Many of us have wondered why it requires more than just water to keep your dishes, or even clothes, clean. Detergents dissolve in water, they attach themselves to things like dirt and anything else that is staining your dishes. It will help dissolve them into the water so that it gets washed away.
Structure of dishwashing liquid:
Most detergents that we find for daily use are partly hydrophilic and partly hydrophobic. The former means a molecule is polar, therefore, it is attracted to water, while the latter doesn’t like to get mixed with water.
How do dishwashers work?
Let’s say you place a dirty pan in a sink that has soapy water, the oil or grease in it doesn’t dissolve in the water just like that. Why? Because the oil molecules are non-polar. The dishwashing liquids work by taking advantage of their polar and non-polar structure to act as an emulsifier.
At this point, the soap molecules rearrange as soon as it comes in contact with oil. Here, the hydrophilic polar side points out towards the water while the hydrophobic part points towards the oil. The hydrophobic part sticks itself to the grease or oil, pulls it away from the dish and the soapy water becomes easy to rinse.
The molecules in your dishwashing liquid remove the dirt and grime off your dishes so that it becomes easy to wash them away. Do make sure that there is an ample amount of water so that you can get the best results.

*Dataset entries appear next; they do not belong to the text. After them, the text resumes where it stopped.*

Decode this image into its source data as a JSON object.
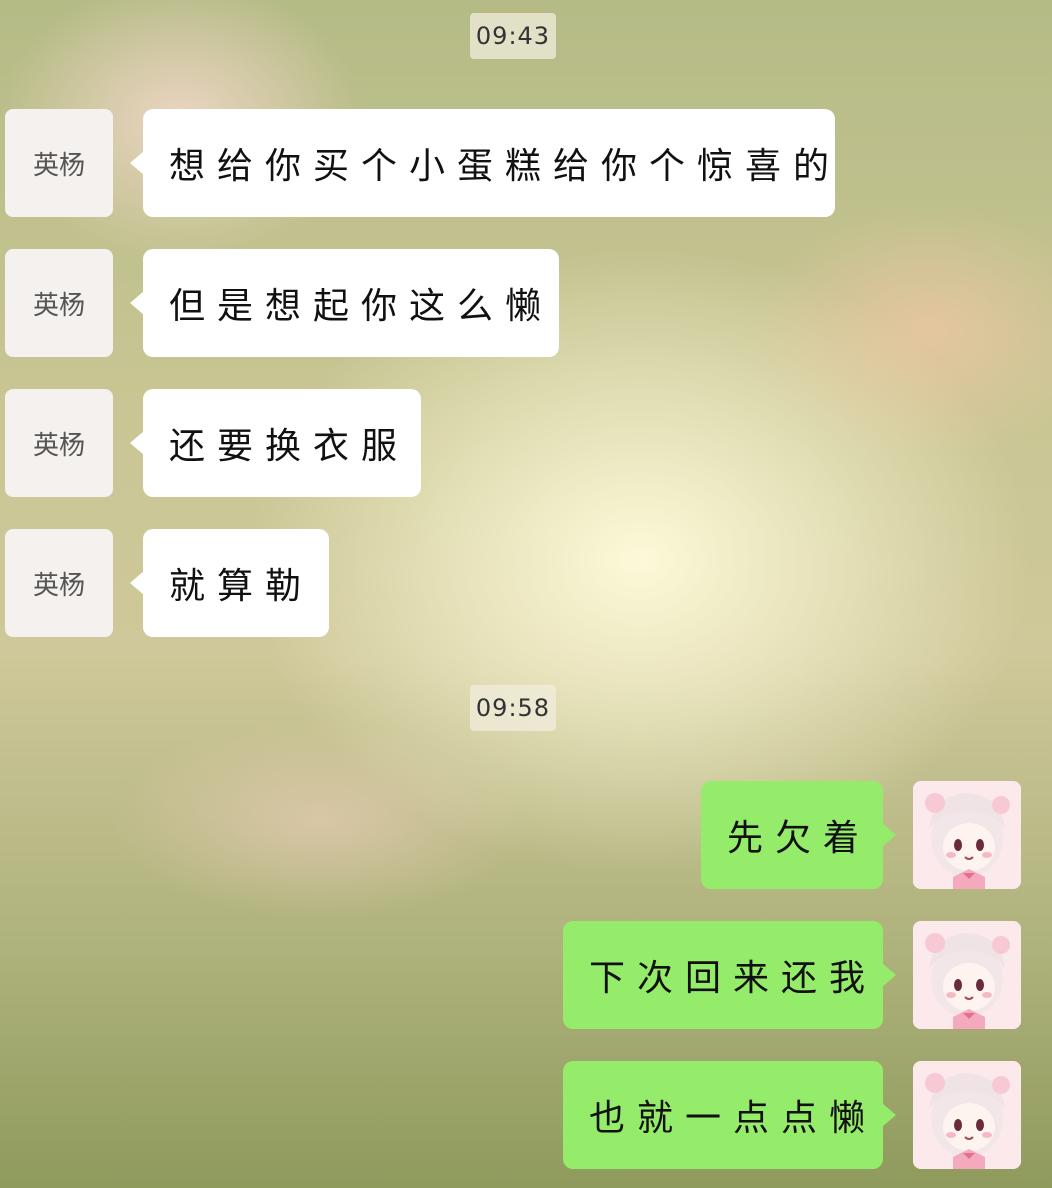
{
  "chat": {
    "timestamps": [
      "09:43",
      "09:58"
    ],
    "contact_avatar_text": "英杨",
    "received": [
      {
        "text": "想给你买个小蛋糕给你个惊喜的"
      },
      {
        "text": "但是想起你这么懒"
      },
      {
        "text": "还要换衣服"
      },
      {
        "text": "就算勒"
      }
    ],
    "sent": [
      {
        "text": "先欠着"
      },
      {
        "text": "下次回来还我"
      },
      {
        "text": "也就一点点懒"
      }
    ],
    "colors": {
      "sent_bubble": "#95ec6a",
      "received_bubble": "#ffffff"
    },
    "self_avatar_icon": "anime-girl-avatar-icon"
  }
}
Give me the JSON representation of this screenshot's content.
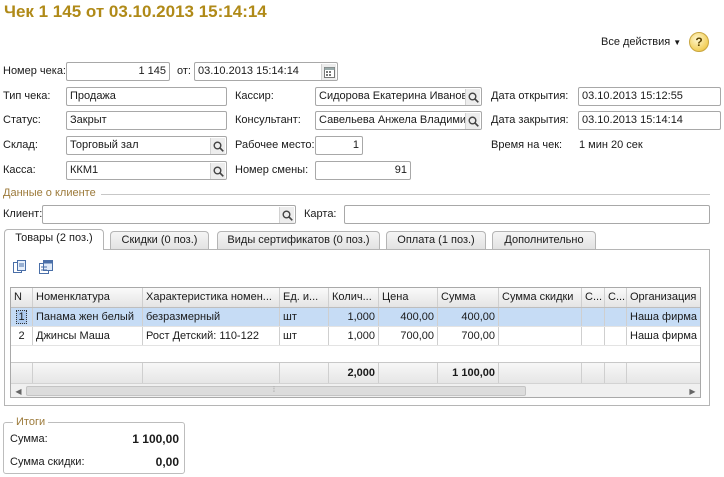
{
  "title": "Чек 1 145 от 03.10.2013 15:14:14",
  "toolbar": {
    "all_actions": "Все действия",
    "help": "?"
  },
  "header": {
    "receipt_no_label": "Номер чека:",
    "receipt_no": "1 145",
    "from_label": "от:",
    "from_value": "03.10.2013 15:14:14",
    "type_label": "Тип чека:",
    "type_value": "Продажа",
    "status_label": "Статус:",
    "status_value": "Закрыт",
    "warehouse_label": "Склад:",
    "warehouse_value": "Торговый зал",
    "register_label": "Касса:",
    "register_value": "ККМ1",
    "cashier_label": "Кассир:",
    "cashier_value": "Сидорова Екатерина Иванов",
    "consultant_label": "Консультант:",
    "consultant_value": "Савельева Анжела Владими",
    "workplace_label": "Рабочее место:",
    "workplace_value": "1",
    "shift_label": "Номер смены:",
    "shift_value": "91",
    "open_date_label": "Дата открытия:",
    "open_date_value": "03.10.2013 15:12:55",
    "close_date_label": "Дата закрытия:",
    "close_date_value": "03.10.2013 15:14:14",
    "time_label": "Время на чек:",
    "time_value": "1 мин 20 сек"
  },
  "client": {
    "section_title": "Данные о клиенте",
    "client_label": "Клиент:",
    "client_value": "",
    "card_label": "Карта:",
    "card_value": ""
  },
  "tabs": [
    {
      "label": "Товары (2 поз.)",
      "active": true
    },
    {
      "label": "Скидки (0 поз.)"
    },
    {
      "label": "Виды сертификатов (0 поз.)"
    },
    {
      "label": "Оплата (1 поз.)"
    },
    {
      "label": "Дополнительно"
    }
  ],
  "table": {
    "columns": [
      "N",
      "Номенклатура",
      "Характеристика номен...",
      "Ед. и...",
      "Колич...",
      "Цена",
      "Сумма",
      "Сумма скидки",
      "С...",
      "С...",
      "Организация"
    ],
    "rows": [
      [
        "1",
        "Панама жен белый",
        "безразмерный",
        "шт",
        "1,000",
        "400,00",
        "400,00",
        "",
        "",
        "",
        "Наша фирма"
      ],
      [
        "2",
        "Джинсы Маша",
        "Рост Детский: 110-122",
        "шт",
        "1,000",
        "700,00",
        "700,00",
        "",
        "",
        "",
        "Наша фирма"
      ]
    ],
    "footer": {
      "quantity_total": "2,000",
      "sum_total": "1 100,00"
    }
  },
  "totals": {
    "title": "Итоги",
    "sum_label": "Сумма:",
    "sum_value": "1 100,00",
    "discount_label": "Сумма скидки:",
    "discount_value": "0,00"
  },
  "colors": {
    "title": "#b08a18",
    "selection": "#c6dcf5",
    "section": "#9c7a3a"
  }
}
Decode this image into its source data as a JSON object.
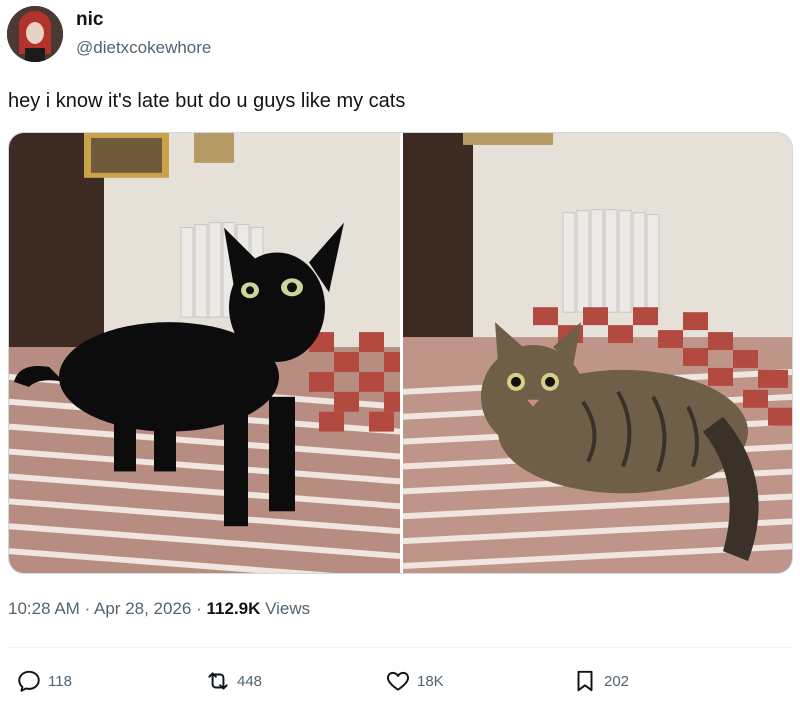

Apart from their primary use of washing dishes, they are also used in a variety of applications such as creating bubbles, washing clothes, oil-affected living things, etc.